• [Exercise aim]: Where a line of the data below has the string "title", copy that line.
[[ Data to process, beginning ]]
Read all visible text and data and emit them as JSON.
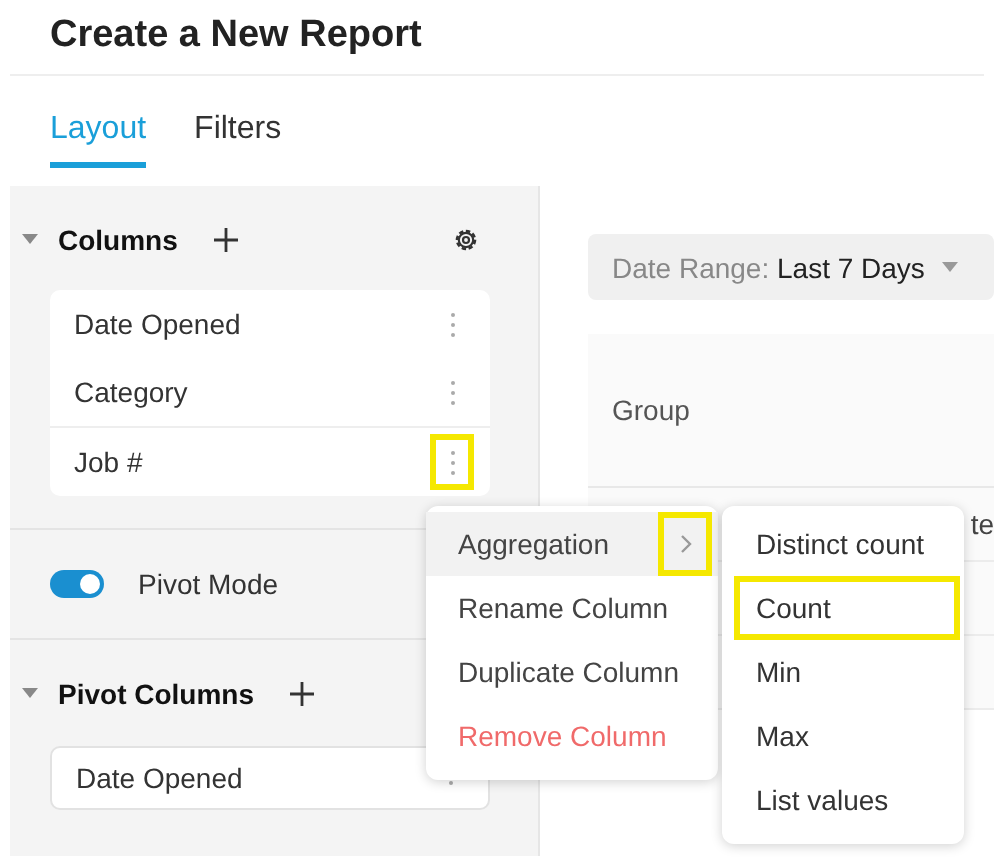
{
  "title": "Create a New Report",
  "tabs": [
    {
      "label": "Layout",
      "selected": true
    },
    {
      "label": "Filters",
      "selected": false
    }
  ],
  "columns_section": {
    "title": "Columns",
    "expanded": true,
    "items": [
      {
        "label": "Date Opened",
        "highlighted": false
      },
      {
        "label": "Category",
        "highlighted": false
      },
      {
        "label": "Job #",
        "highlighted": true
      }
    ]
  },
  "pivot_mode": {
    "label": "Pivot Mode",
    "on": true
  },
  "pivot_columns_section": {
    "title": "Pivot Columns",
    "expanded": true,
    "items": [
      {
        "label": "Date Opened",
        "highlighted": false
      }
    ]
  },
  "date_range": {
    "label": "Date Range:",
    "value": "Last 7 Days"
  },
  "table": {
    "header": "Group",
    "cell": "te"
  },
  "context_menu": [
    {
      "label": "Aggregation",
      "kind": "submenu",
      "selected": true,
      "highlighted": true
    },
    {
      "label": "Rename Column",
      "kind": "normal",
      "selected": false
    },
    {
      "label": "Duplicate Column",
      "kind": "normal",
      "selected": false
    },
    {
      "label": "Remove Column",
      "kind": "danger",
      "selected": false
    }
  ],
  "submenu": [
    {
      "label": "Distinct count",
      "highlighted": false
    },
    {
      "label": "Count",
      "highlighted": true
    },
    {
      "label": "Min",
      "highlighted": false
    },
    {
      "label": "Max",
      "highlighted": false
    },
    {
      "label": "List values",
      "highlighted": false
    }
  ]
}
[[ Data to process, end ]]
• [Response to the task]:
  "title": "Create a New Report",
    "title": "Columns",
    "title": "Pivot Columns",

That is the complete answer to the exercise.